- **Directions for this task**: Restate the whole of the data below word for word, skipping the images.

+++ Supplied data

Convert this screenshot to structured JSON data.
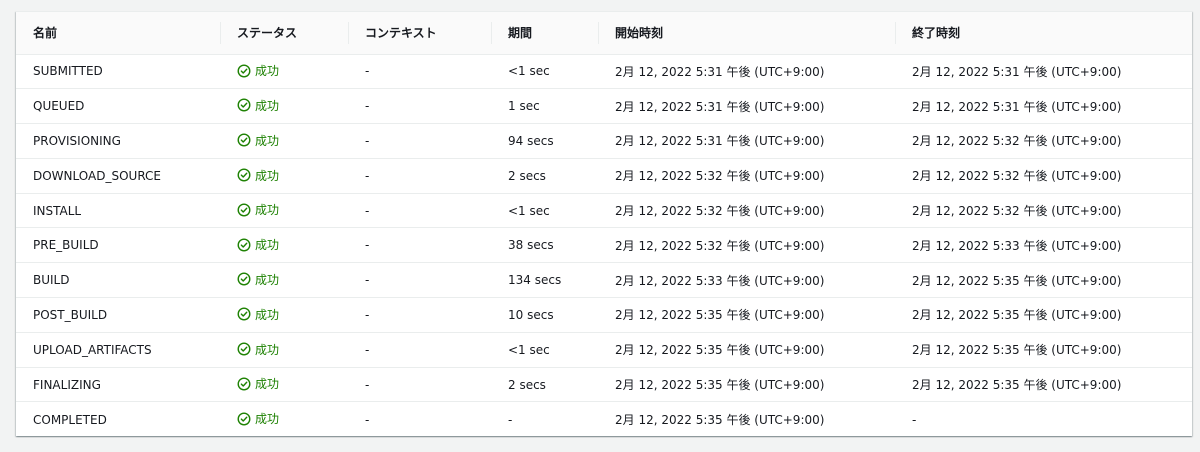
{
  "colors": {
    "success": "#1d8102",
    "background": "#f2f3f3",
    "panel": "#ffffff",
    "border": "#eaeded"
  },
  "table": {
    "headers": [
      "名前",
      "ステータス",
      "コンテキスト",
      "期間",
      "開始時刻",
      "終了時刻"
    ],
    "rows": [
      {
        "name": "SUBMITTED",
        "status": "成功",
        "status_icon": "check-circle-icon",
        "context": "-",
        "duration": "<1 sec",
        "start": "2月 12, 2022 5:31 午後 (UTC+9:00)",
        "end": "2月 12, 2022 5:31 午後 (UTC+9:00)"
      },
      {
        "name": "QUEUED",
        "status": "成功",
        "status_icon": "check-circle-icon",
        "context": "-",
        "duration": "1 sec",
        "start": "2月 12, 2022 5:31 午後 (UTC+9:00)",
        "end": "2月 12, 2022 5:31 午後 (UTC+9:00)"
      },
      {
        "name": "PROVISIONING",
        "status": "成功",
        "status_icon": "check-circle-icon",
        "context": "-",
        "duration": "94 secs",
        "start": "2月 12, 2022 5:31 午後 (UTC+9:00)",
        "end": "2月 12, 2022 5:32 午後 (UTC+9:00)"
      },
      {
        "name": "DOWNLOAD_SOURCE",
        "status": "成功",
        "status_icon": "check-circle-icon",
        "context": "-",
        "duration": "2 secs",
        "start": "2月 12, 2022 5:32 午後 (UTC+9:00)",
        "end": "2月 12, 2022 5:32 午後 (UTC+9:00)"
      },
      {
        "name": "INSTALL",
        "status": "成功",
        "status_icon": "check-circle-icon",
        "context": "-",
        "duration": "<1 sec",
        "start": "2月 12, 2022 5:32 午後 (UTC+9:00)",
        "end": "2月 12, 2022 5:32 午後 (UTC+9:00)"
      },
      {
        "name": "PRE_BUILD",
        "status": "成功",
        "status_icon": "check-circle-icon",
        "context": "-",
        "duration": "38 secs",
        "start": "2月 12, 2022 5:32 午後 (UTC+9:00)",
        "end": "2月 12, 2022 5:33 午後 (UTC+9:00)"
      },
      {
        "name": "BUILD",
        "status": "成功",
        "status_icon": "check-circle-icon",
        "context": "-",
        "duration": "134 secs",
        "start": "2月 12, 2022 5:33 午後 (UTC+9:00)",
        "end": "2月 12, 2022 5:35 午後 (UTC+9:00)"
      },
      {
        "name": "POST_BUILD",
        "status": "成功",
        "status_icon": "check-circle-icon",
        "context": "-",
        "duration": "10 secs",
        "start": "2月 12, 2022 5:35 午後 (UTC+9:00)",
        "end": "2月 12, 2022 5:35 午後 (UTC+9:00)"
      },
      {
        "name": "UPLOAD_ARTIFACTS",
        "status": "成功",
        "status_icon": "check-circle-icon",
        "context": "-",
        "duration": "<1 sec",
        "start": "2月 12, 2022 5:35 午後 (UTC+9:00)",
        "end": "2月 12, 2022 5:35 午後 (UTC+9:00)"
      },
      {
        "name": "FINALIZING",
        "status": "成功",
        "status_icon": "check-circle-icon",
        "context": "-",
        "duration": "2 secs",
        "start": "2月 12, 2022 5:35 午後 (UTC+9:00)",
        "end": "2月 12, 2022 5:35 午後 (UTC+9:00)"
      },
      {
        "name": "COMPLETED",
        "status": "成功",
        "status_icon": "check-circle-icon",
        "context": "-",
        "duration": "-",
        "start": "2月 12, 2022 5:35 午後 (UTC+9:00)",
        "end": "-"
      }
    ]
  }
}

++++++

- **Answer box**:
Convert this screenshot to structured JSON data.
{
  "colors": {
    "success": "#1d8102",
    "background": "#f2f3f3",
    "panel": "#ffffff",
    "border": "#eaeded"
  },
  "table": {
    "headers": [
      "名前",
      "ステータス",
      "コンテキスト",
      "期間",
      "開始時刻",
      "終了時刻"
    ],
    "rows": [
      {
        "name": "SUBMITTED",
        "status": "成功",
        "status_icon": "check-circle-icon",
        "context": "-",
        "duration": "<1 sec",
        "start": "2月 12, 2022 5:31 午後 (UTC+9:00)",
        "end": "2月 12, 2022 5:31 午後 (UTC+9:00)"
      },
      {
        "name": "QUEUED",
        "status": "成功",
        "status_icon": "check-circle-icon",
        "context": "-",
        "duration": "1 sec",
        "start": "2月 12, 2022 5:31 午後 (UTC+9:00)",
        "end": "2月 12, 2022 5:31 午後 (UTC+9:00)"
      },
      {
        "name": "PROVISIONING",
        "status": "成功",
        "status_icon": "check-circle-icon",
        "context": "-",
        "duration": "94 secs",
        "start": "2月 12, 2022 5:31 午後 (UTC+9:00)",
        "end": "2月 12, 2022 5:32 午後 (UTC+9:00)"
      },
      {
        "name": "DOWNLOAD_SOURCE",
        "status": "成功",
        "status_icon": "check-circle-icon",
        "context": "-",
        "duration": "2 secs",
        "start": "2月 12, 2022 5:32 午後 (UTC+9:00)",
        "end": "2月 12, 2022 5:32 午後 (UTC+9:00)"
      },
      {
        "name": "INSTALL",
        "status": "成功",
        "status_icon": "check-circle-icon",
        "context": "-",
        "duration": "<1 sec",
        "start": "2月 12, 2022 5:32 午後 (UTC+9:00)",
        "end": "2月 12, 2022 5:32 午後 (UTC+9:00)"
      },
      {
        "name": "PRE_BUILD",
        "status": "成功",
        "status_icon": "check-circle-icon",
        "context": "-",
        "duration": "38 secs",
        "start": "2月 12, 2022 5:32 午後 (UTC+9:00)",
        "end": "2月 12, 2022 5:33 午後 (UTC+9:00)"
      },
      {
        "name": "BUILD",
        "status": "成功",
        "status_icon": "check-circle-icon",
        "context": "-",
        "duration": "134 secs",
        "start": "2月 12, 2022 5:33 午後 (UTC+9:00)",
        "end": "2月 12, 2022 5:35 午後 (UTC+9:00)"
      },
      {
        "name": "POST_BUILD",
        "status": "成功",
        "status_icon": "check-circle-icon",
        "context": "-",
        "duration": "10 secs",
        "start": "2月 12, 2022 5:35 午後 (UTC+9:00)",
        "end": "2月 12, 2022 5:35 午後 (UTC+9:00)"
      },
      {
        "name": "UPLOAD_ARTIFACTS",
        "status": "成功",
        "status_icon": "check-circle-icon",
        "context": "-",
        "duration": "<1 sec",
        "start": "2月 12, 2022 5:35 午後 (UTC+9:00)",
        "end": "2月 12, 2022 5:35 午後 (UTC+9:00)"
      },
      {
        "name": "FINALIZING",
        "status": "成功",
        "status_icon": "check-circle-icon",
        "context": "-",
        "duration": "2 secs",
        "start": "2月 12, 2022 5:35 午後 (UTC+9:00)",
        "end": "2月 12, 2022 5:35 午後 (UTC+9:00)"
      },
      {
        "name": "COMPLETED",
        "status": "成功",
        "status_icon": "check-circle-icon",
        "context": "-",
        "duration": "-",
        "start": "2月 12, 2022 5:35 午後 (UTC+9:00)",
        "end": "-"
      }
    ]
  }
}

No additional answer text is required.